Last year, British police departments in South Wales and Leicestershire started trialing a facial recognition technology to track down suspected criminals when they are out and about. In theory, this should cut the amount of time spent looking for and identifying lawbreakers. In reality, it is a bit of a mess.
That's because the facial recognition technology is not actually that good at recognizing faces.
Take this one example. During a 2017 football (or soccer) match between Real Madrid and Juventus, over 2,000 fans were mistakenly identified as potential offenders – of 2,470 individuals flagged by the system, 2,297 (92 percent) were “false positives”.
The software relies on cameras to scan and identify faces in a crowd and check them against a photo bank of custody images. If there's a match, the person on shift will consider it and disregard it or, if they agree with the algorithm, dispatch an intervention team to question the suspect. However, a big problem lies in the fact that these images are often poor quality and blurry. This means you only have to vaguely resemble a person in one of the custody images to be flagged on the system as a possible felon.
South Wales Police admitted “no facial recognition system is 100% accurate” in a statement.

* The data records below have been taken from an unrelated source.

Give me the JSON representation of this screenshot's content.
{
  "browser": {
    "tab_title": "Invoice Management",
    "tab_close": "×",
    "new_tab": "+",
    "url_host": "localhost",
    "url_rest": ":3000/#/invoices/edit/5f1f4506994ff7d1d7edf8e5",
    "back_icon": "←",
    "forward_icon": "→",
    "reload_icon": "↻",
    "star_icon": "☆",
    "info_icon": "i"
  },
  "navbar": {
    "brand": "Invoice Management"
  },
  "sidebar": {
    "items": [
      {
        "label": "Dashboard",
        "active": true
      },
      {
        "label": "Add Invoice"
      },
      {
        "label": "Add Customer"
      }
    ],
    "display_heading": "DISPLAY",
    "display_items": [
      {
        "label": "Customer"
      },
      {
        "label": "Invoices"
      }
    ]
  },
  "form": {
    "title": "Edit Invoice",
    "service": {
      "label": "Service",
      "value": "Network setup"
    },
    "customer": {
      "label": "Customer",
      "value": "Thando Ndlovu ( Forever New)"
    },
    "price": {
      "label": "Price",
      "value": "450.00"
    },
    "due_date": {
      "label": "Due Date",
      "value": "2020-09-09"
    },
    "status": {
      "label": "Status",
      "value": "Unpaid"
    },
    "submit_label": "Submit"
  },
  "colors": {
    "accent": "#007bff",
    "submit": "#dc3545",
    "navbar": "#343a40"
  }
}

This is a bit of an understatement. There have been not one but several instances when false positives have vastly outnumbered true positives, including an Anthony Joshua fight where 46 fans were incorrectly identified and a Wales vs Australia rugby match where 43 fans were incorrectly identified.
"I think the false positive rates are disappointingly realistic," Martin Evison a forensic science professor at Northumbria University, told Wired.

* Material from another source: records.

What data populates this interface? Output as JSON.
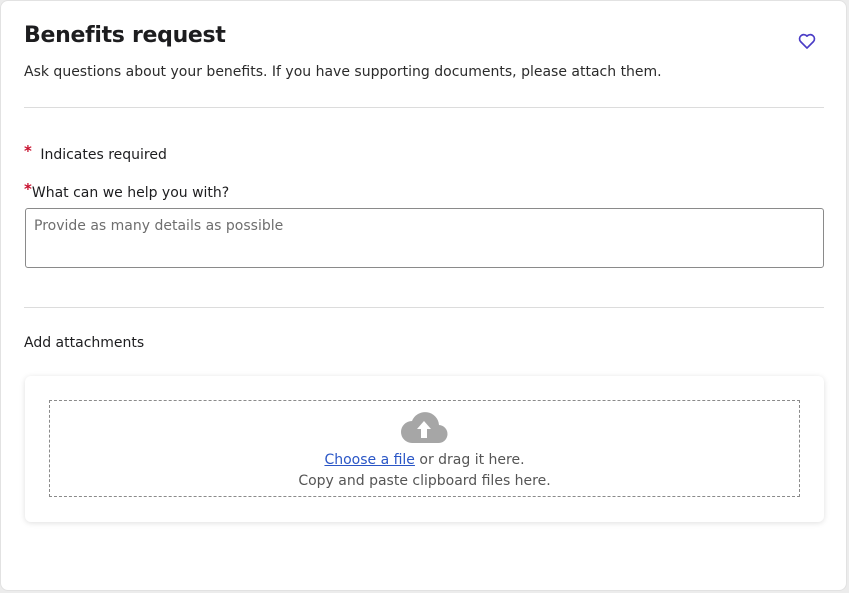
{
  "header": {
    "title": "Benefits request",
    "subtitle": "Ask questions about your benefits. If you have supporting documents, please attach them."
  },
  "form": {
    "required_marker": "*",
    "required_note": "Indicates required",
    "question_label": "What can we help you with?",
    "question_placeholder": "Provide as many details as possible",
    "question_value": ""
  },
  "attachments": {
    "label": "Add attachments",
    "choose_link": "Choose a file",
    "drag_text": "or drag it here.",
    "clipboard_text": "Copy and paste clipboard files here."
  },
  "icons": {
    "favorite": "heart-icon",
    "upload": "cloud-upload-icon"
  },
  "colors": {
    "required": "#c8102e",
    "link": "#2a56c6",
    "favorite": "#4a3cc6"
  }
}
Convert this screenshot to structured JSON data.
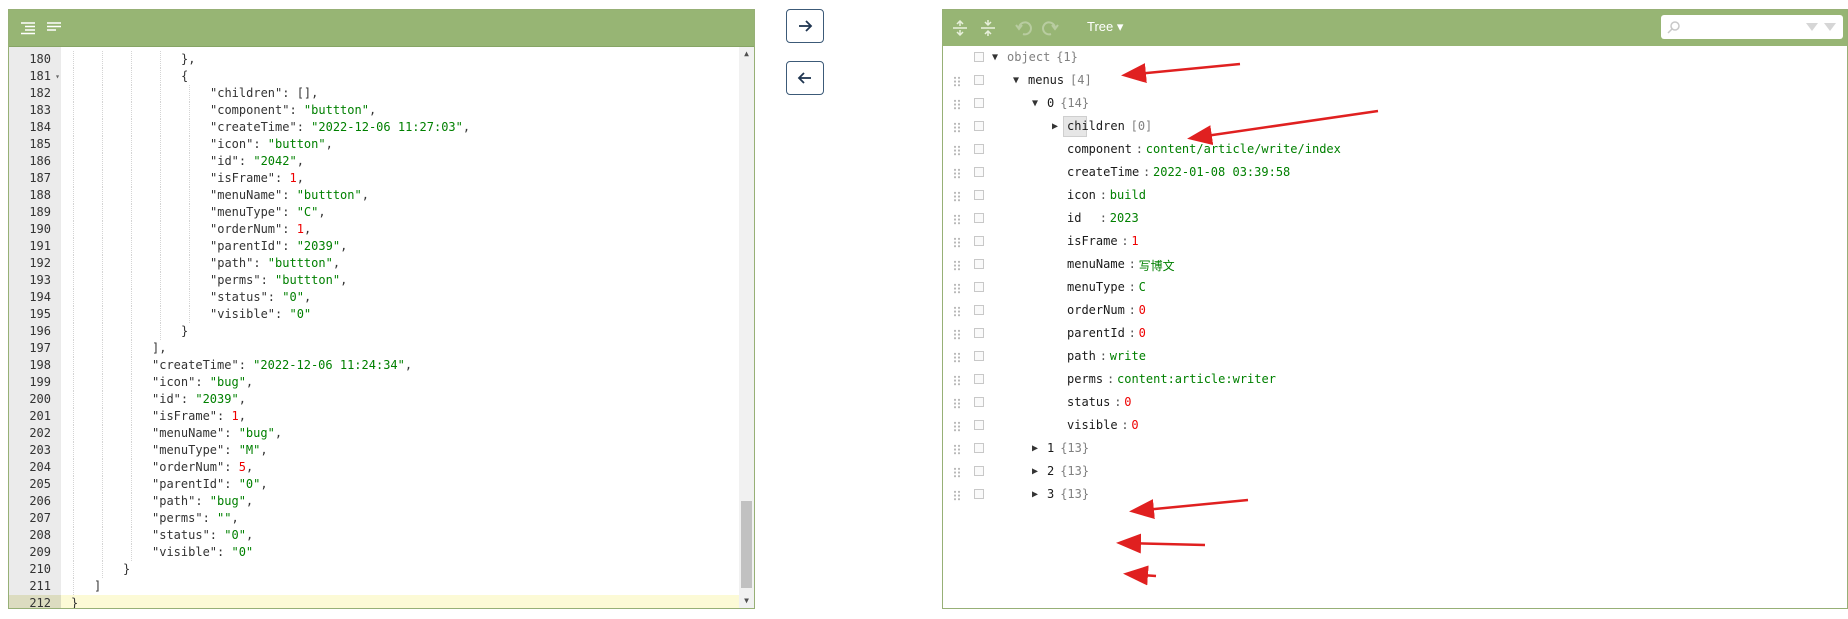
{
  "left_editor": {
    "menubar": {
      "format_icon": "format-icon",
      "compact_icon": "compact-icon"
    },
    "lines": [
      {
        "num": "180",
        "tokens": [
          {
            "t": "k",
            "v": "},"
          }
        ],
        "indent": 4
      },
      {
        "num": "181",
        "fold": "▾",
        "tokens": [
          {
            "t": "k",
            "v": "{"
          }
        ],
        "indent": 4
      },
      {
        "num": "182",
        "tokens": [
          {
            "t": "k",
            "v": "\"children\": [],"
          }
        ],
        "indent": 5
      },
      {
        "num": "183",
        "tokens": [
          {
            "t": "k",
            "v": "\"component\": "
          },
          {
            "t": "s",
            "v": "\"buttton\""
          },
          {
            "t": "k",
            "v": ","
          }
        ],
        "indent": 5
      },
      {
        "num": "184",
        "tokens": [
          {
            "t": "k",
            "v": "\"createTime\": "
          },
          {
            "t": "s",
            "v": "\"2022-12-06 11:27:03\""
          },
          {
            "t": "k",
            "v": ","
          }
        ],
        "indent": 5
      },
      {
        "num": "185",
        "tokens": [
          {
            "t": "k",
            "v": "\"icon\": "
          },
          {
            "t": "s",
            "v": "\"button\""
          },
          {
            "t": "k",
            "v": ","
          }
        ],
        "indent": 5
      },
      {
        "num": "186",
        "tokens": [
          {
            "t": "k",
            "v": "\"id\": "
          },
          {
            "t": "s",
            "v": "\"2042\""
          },
          {
            "t": "k",
            "v": ","
          }
        ],
        "indent": 5
      },
      {
        "num": "187",
        "tokens": [
          {
            "t": "k",
            "v": "\"isFrame\": "
          },
          {
            "t": "n",
            "v": "1"
          },
          {
            "t": "k",
            "v": ","
          }
        ],
        "indent": 5
      },
      {
        "num": "188",
        "tokens": [
          {
            "t": "k",
            "v": "\"menuName\": "
          },
          {
            "t": "s",
            "v": "\"buttton\""
          },
          {
            "t": "k",
            "v": ","
          }
        ],
        "indent": 5
      },
      {
        "num": "189",
        "tokens": [
          {
            "t": "k",
            "v": "\"menuType\": "
          },
          {
            "t": "s",
            "v": "\"C\""
          },
          {
            "t": "k",
            "v": ","
          }
        ],
        "indent": 5
      },
      {
        "num": "190",
        "tokens": [
          {
            "t": "k",
            "v": "\"orderNum\": "
          },
          {
            "t": "n",
            "v": "1"
          },
          {
            "t": "k",
            "v": ","
          }
        ],
        "indent": 5
      },
      {
        "num": "191",
        "tokens": [
          {
            "t": "k",
            "v": "\"parentId\": "
          },
          {
            "t": "s",
            "v": "\"2039\""
          },
          {
            "t": "k",
            "v": ","
          }
        ],
        "indent": 5
      },
      {
        "num": "192",
        "tokens": [
          {
            "t": "k",
            "v": "\"path\": "
          },
          {
            "t": "s",
            "v": "\"buttton\""
          },
          {
            "t": "k",
            "v": ","
          }
        ],
        "indent": 5
      },
      {
        "num": "193",
        "tokens": [
          {
            "t": "k",
            "v": "\"perms\": "
          },
          {
            "t": "s",
            "v": "\"buttton\""
          },
          {
            "t": "k",
            "v": ","
          }
        ],
        "indent": 5
      },
      {
        "num": "194",
        "tokens": [
          {
            "t": "k",
            "v": "\"status\": "
          },
          {
            "t": "s",
            "v": "\"0\""
          },
          {
            "t": "k",
            "v": ","
          }
        ],
        "indent": 5
      },
      {
        "num": "195",
        "tokens": [
          {
            "t": "k",
            "v": "\"visible\": "
          },
          {
            "t": "s",
            "v": "\"0\""
          }
        ],
        "indent": 5
      },
      {
        "num": "196",
        "tokens": [
          {
            "t": "k",
            "v": "}"
          }
        ],
        "indent": 4
      },
      {
        "num": "197",
        "tokens": [
          {
            "t": "k",
            "v": "],"
          }
        ],
        "indent": 3
      },
      {
        "num": "198",
        "tokens": [
          {
            "t": "k",
            "v": "\"createTime\": "
          },
          {
            "t": "s",
            "v": "\"2022-12-06 11:24:34\""
          },
          {
            "t": "k",
            "v": ","
          }
        ],
        "indent": 3
      },
      {
        "num": "199",
        "tokens": [
          {
            "t": "k",
            "v": "\"icon\": "
          },
          {
            "t": "s",
            "v": "\"bug\""
          },
          {
            "t": "k",
            "v": ","
          }
        ],
        "indent": 3
      },
      {
        "num": "200",
        "tokens": [
          {
            "t": "k",
            "v": "\"id\": "
          },
          {
            "t": "s",
            "v": "\"2039\""
          },
          {
            "t": "k",
            "v": ","
          }
        ],
        "indent": 3
      },
      {
        "num": "201",
        "tokens": [
          {
            "t": "k",
            "v": "\"isFrame\": "
          },
          {
            "t": "n",
            "v": "1"
          },
          {
            "t": "k",
            "v": ","
          }
        ],
        "indent": 3
      },
      {
        "num": "202",
        "tokens": [
          {
            "t": "k",
            "v": "\"menuName\": "
          },
          {
            "t": "s",
            "v": "\"bug\""
          },
          {
            "t": "k",
            "v": ","
          }
        ],
        "indent": 3
      },
      {
        "num": "203",
        "tokens": [
          {
            "t": "k",
            "v": "\"menuType\": "
          },
          {
            "t": "s",
            "v": "\"M\""
          },
          {
            "t": "k",
            "v": ","
          }
        ],
        "indent": 3
      },
      {
        "num": "204",
        "tokens": [
          {
            "t": "k",
            "v": "\"orderNum\": "
          },
          {
            "t": "n",
            "v": "5"
          },
          {
            "t": "k",
            "v": ","
          }
        ],
        "indent": 3
      },
      {
        "num": "205",
        "tokens": [
          {
            "t": "k",
            "v": "\"parentId\": "
          },
          {
            "t": "s",
            "v": "\"0\""
          },
          {
            "t": "k",
            "v": ","
          }
        ],
        "indent": 3
      },
      {
        "num": "206",
        "tokens": [
          {
            "t": "k",
            "v": "\"path\": "
          },
          {
            "t": "s",
            "v": "\"bug\""
          },
          {
            "t": "k",
            "v": ","
          }
        ],
        "indent": 3
      },
      {
        "num": "207",
        "tokens": [
          {
            "t": "k",
            "v": "\"perms\": "
          },
          {
            "t": "s",
            "v": "\"\""
          },
          {
            "t": "k",
            "v": ","
          }
        ],
        "indent": 3
      },
      {
        "num": "208",
        "tokens": [
          {
            "t": "k",
            "v": "\"status\": "
          },
          {
            "t": "s",
            "v": "\"0\""
          },
          {
            "t": "k",
            "v": ","
          }
        ],
        "indent": 3
      },
      {
        "num": "209",
        "tokens": [
          {
            "t": "k",
            "v": "\"visible\": "
          },
          {
            "t": "s",
            "v": "\"0\""
          }
        ],
        "indent": 3
      },
      {
        "num": "210",
        "tokens": [
          {
            "t": "k",
            "v": "}"
          }
        ],
        "indent": 2
      },
      {
        "num": "211",
        "tokens": [
          {
            "t": "k",
            "v": "]"
          }
        ],
        "indent": 1
      },
      {
        "num": "212",
        "tokens": [
          {
            "t": "k",
            "v": "}"
          }
        ],
        "indent": 0,
        "active": true
      }
    ]
  },
  "middle": {
    "copy_right_icon": "arrow-right-icon",
    "copy_left_icon": "arrow-left-icon"
  },
  "right_tree": {
    "mode_label": "Tree ▾",
    "rows": [
      {
        "level": 0,
        "expander": "▼",
        "name": "object",
        "count": "{1}",
        "type": "root"
      },
      {
        "level": 1,
        "expander": "▼",
        "name": "menus",
        "count": "[4]",
        "type": "node"
      },
      {
        "level": 2,
        "expander": "▼",
        "name": "0",
        "count": "{14}",
        "type": "node"
      },
      {
        "level": 3,
        "expander": "▶",
        "name": "children",
        "count": "[0]",
        "type": "node",
        "boxed": true
      },
      {
        "level": 3,
        "name": "component",
        "value": "content/article/write/index",
        "vt": "s"
      },
      {
        "level": 3,
        "name": "createTime",
        "value": "2022-01-08 03:39:58",
        "vt": "s"
      },
      {
        "level": 3,
        "name": "icon",
        "value": "build",
        "vt": "s"
      },
      {
        "level": 3,
        "name": "id  ",
        "value": "2023",
        "vt": "s"
      },
      {
        "level": 3,
        "name": "isFrame",
        "value": "1",
        "vt": "n"
      },
      {
        "level": 3,
        "name": "menuName",
        "value": "写博文",
        "vt": "s"
      },
      {
        "level": 3,
        "name": "menuType",
        "value": "C",
        "vt": "s"
      },
      {
        "level": 3,
        "name": "orderNum",
        "value": "0",
        "vt": "n"
      },
      {
        "level": 3,
        "name": "parentId",
        "value": "0",
        "vt": "n"
      },
      {
        "level": 3,
        "name": "path",
        "value": "write",
        "vt": "s"
      },
      {
        "level": 3,
        "name": "perms",
        "value": "content:article:writer",
        "vt": "s"
      },
      {
        "level": 3,
        "name": "status",
        "value": "0",
        "vt": "n"
      },
      {
        "level": 3,
        "name": "visible",
        "value": "0",
        "vt": "n"
      },
      {
        "level": 2,
        "expander": "▶",
        "name": "1",
        "count": "{13}",
        "type": "node"
      },
      {
        "level": 2,
        "expander": "▶",
        "name": "2",
        "count": "{13}",
        "type": "node"
      },
      {
        "level": 2,
        "expander": "▶",
        "name": "3",
        "count": "{13}",
        "type": "node"
      }
    ]
  },
  "colors": {
    "menubar_bg": "#97b574",
    "string": "#008000",
    "number": "#ee0000",
    "annotation_arrow": "#e02020"
  }
}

"If you get a false positive match, you automatically make a suspect of somebody that is perfectly innocent."
There are also concerns about privacy, particularly as there is so little legal oversight regarding this type of technology. Big Brother Watch, a UK civil rights group, is in the process of planning a campaign against facial recognition, which they intend to bring to parliament later in the month.
"Not only is real-time facial recognition a threat to civil liberties, it is a dangerously inaccurate policing tool," the group tweeted.
However, others argue that this type of mass surveillance is needed to keep the public safe in crowded spaces.
“We need to use technology when we’ve got tens of thousands of people in those crowds to protect everybody, and we are getting some great results from that,” Chief Constable Matt Jukes told the BBC.
“But we don’t take the use of it lightly and we are being really serious about making sure it is accurate.”
It hasn't been a total failure. South Wales Police claim it has helped catch and arrest 450 criminals, since it's launch in June 2017. They also say that no one has been wrongly arrested.
“With each deployment of the technology we have gained confidence in the technology and has enabled the developers at NEC to integrate our findings into their technology updates,” a spokesperson for South West Police explained.